I have written about Richard Rohr’s thoughts for the day in the past …. and no doubt I will again in the future. This past week Rohr has been talking about ‘Entering the Dark Wood’ and the need for pain and suffering to help us into the second parts of our lives. It is through pain and suffering, suggest Rohr, that we find ourselves, dismiss false gods and discover more of who God is.
Some quotes from the week that I have particularly resonated with:
It is only by a foundational trust in the midst of suffering, some ability to bear darkness and uncertainty, and learning to be comfortable with paradox and mystery, that you move from the first half of life to the second half.
A need to have everything explained and tightly boxed ties us in knots … being able to accept mystery, being unaware of the outcome, and knowing mystery is … well … mystery helps us to move on in our life journeys.
On Wednesday, a lot resonated, particularly with where I find myself at the moment …
To allow and fully experience the darkness is an immense act of courage (from cor-agere, “an act of the heart”). Our natural instinct is to pull back from others, to move into a self-chosen exile. But when we are cut off or alienated from others, wounds are exacerbated rather than healed.
In the darkness, it’s hard to feel courageous. We resist love. “I will prove that I’m unworthy.

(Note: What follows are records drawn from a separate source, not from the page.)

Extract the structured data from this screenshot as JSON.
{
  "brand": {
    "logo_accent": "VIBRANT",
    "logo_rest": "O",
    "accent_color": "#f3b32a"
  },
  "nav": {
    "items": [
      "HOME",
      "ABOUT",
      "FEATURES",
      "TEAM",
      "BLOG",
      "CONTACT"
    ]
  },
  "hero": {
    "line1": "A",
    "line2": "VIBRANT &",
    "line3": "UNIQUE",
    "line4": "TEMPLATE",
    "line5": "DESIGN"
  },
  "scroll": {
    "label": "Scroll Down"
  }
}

I will not let you get to me.” Yet we must turn toward the very people we are pushing away, those who love us and who see meaning in our life when we can’t. It sounds naïve and simplistic, but love is the greatest healer.
In the darkness, we usually look for someone to blame, to absolve ourselves from the problem. I think we’ve been led into a period of exile again, both as a culture and as a Church, as evidenced by increased hostility and blame of the “other.”
These words hit me with full force again tonight as I loo over the last few weeks and months in particular.
I believe that myself, and many others, conditioned by our upbringing and reinforced by a culture of today that tells us that we are the only ones that can help ourselves, tend to hide away and find it hard to accept that love, particularly love from another, can be the greatest healer. But, instead, we chose exile.
I guess there is something here about making oneself vulnerable. (If you have not heard the Brene Brown vulnerability stuff get yourself over to Ted Talks and listen!) Although many of us understand vulnerability is key … it has been pretty central to most of my ministry … when it comes to our personal lives, sometimes that vulnerability can be incredibly scary to accept and sit with. That vulnerability can cause us to be hurt, puts us at risk of being abandoned, and opens us to being shattered by the acts of another person. No one wants that. Yet everyone needs that … not the shattering … but the vulnerability and the realisation that if it is accompanied with love it can be life changing.
If we could learn to accept that, personally, socially and globally … maybe …. just maybe … our lives, our society and our world would be better places to live in.
I’ll be honest tho …. I’m not there just yet …. so I’m off back to my cave to mull this stuff over …. stuff of a new life … the second part of life … the bit where we really live, really come alive, really rejoice! I’m close …. I’m walking in the right direction ….. slowly … but the right direction none the less …. I hope I arrive soon … or not too late at least!